_Task brief_. Find how many lines in the data below include the word "source", then write only that number.

_Web page and app entries_.
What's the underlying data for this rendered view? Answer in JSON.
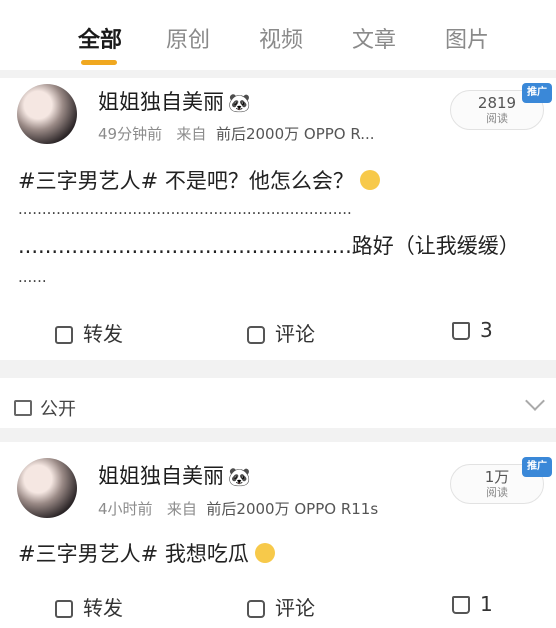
{
  "tabs": [
    "全部",
    "原创",
    "视频",
    "文章",
    "图片"
  ],
  "colors": {
    "accent": "#f0a820",
    "promo": "#3a88d8"
  },
  "posts": [
    {
      "author": "姐姐独自美丽",
      "author_icon": "panda-icon",
      "time": "49分钟前",
      "via_label": "来自",
      "source": "前后2000万 OPPO R...",
      "reads_count": "2819",
      "reads_label": "阅读",
      "promo_label": "推广",
      "lines": [
        "#三字男艺人# 不是吧？他怎么会？",
        "......................................................................",
        "..................................................路好（让我缓缓）",
        "......"
      ],
      "emoji": "smile-emoji",
      "repost": "转发",
      "comment": "评论",
      "likes": "3"
    },
    {
      "author": "姐姐独自美丽",
      "author_icon": "panda-icon",
      "time": "4小时前",
      "via_label": "来自",
      "source": "前后2000万 OPPO R11s",
      "reads_count": "1万",
      "reads_label": "阅读",
      "promo_label": "推广",
      "lines": [
        "#三字男艺人# 我想吃瓜"
      ],
      "emoji": "yum-emoji",
      "repost": "转发",
      "comment": "评论",
      "likes": "1"
    }
  ],
  "visibility": "公开"
}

_Task answer_. 2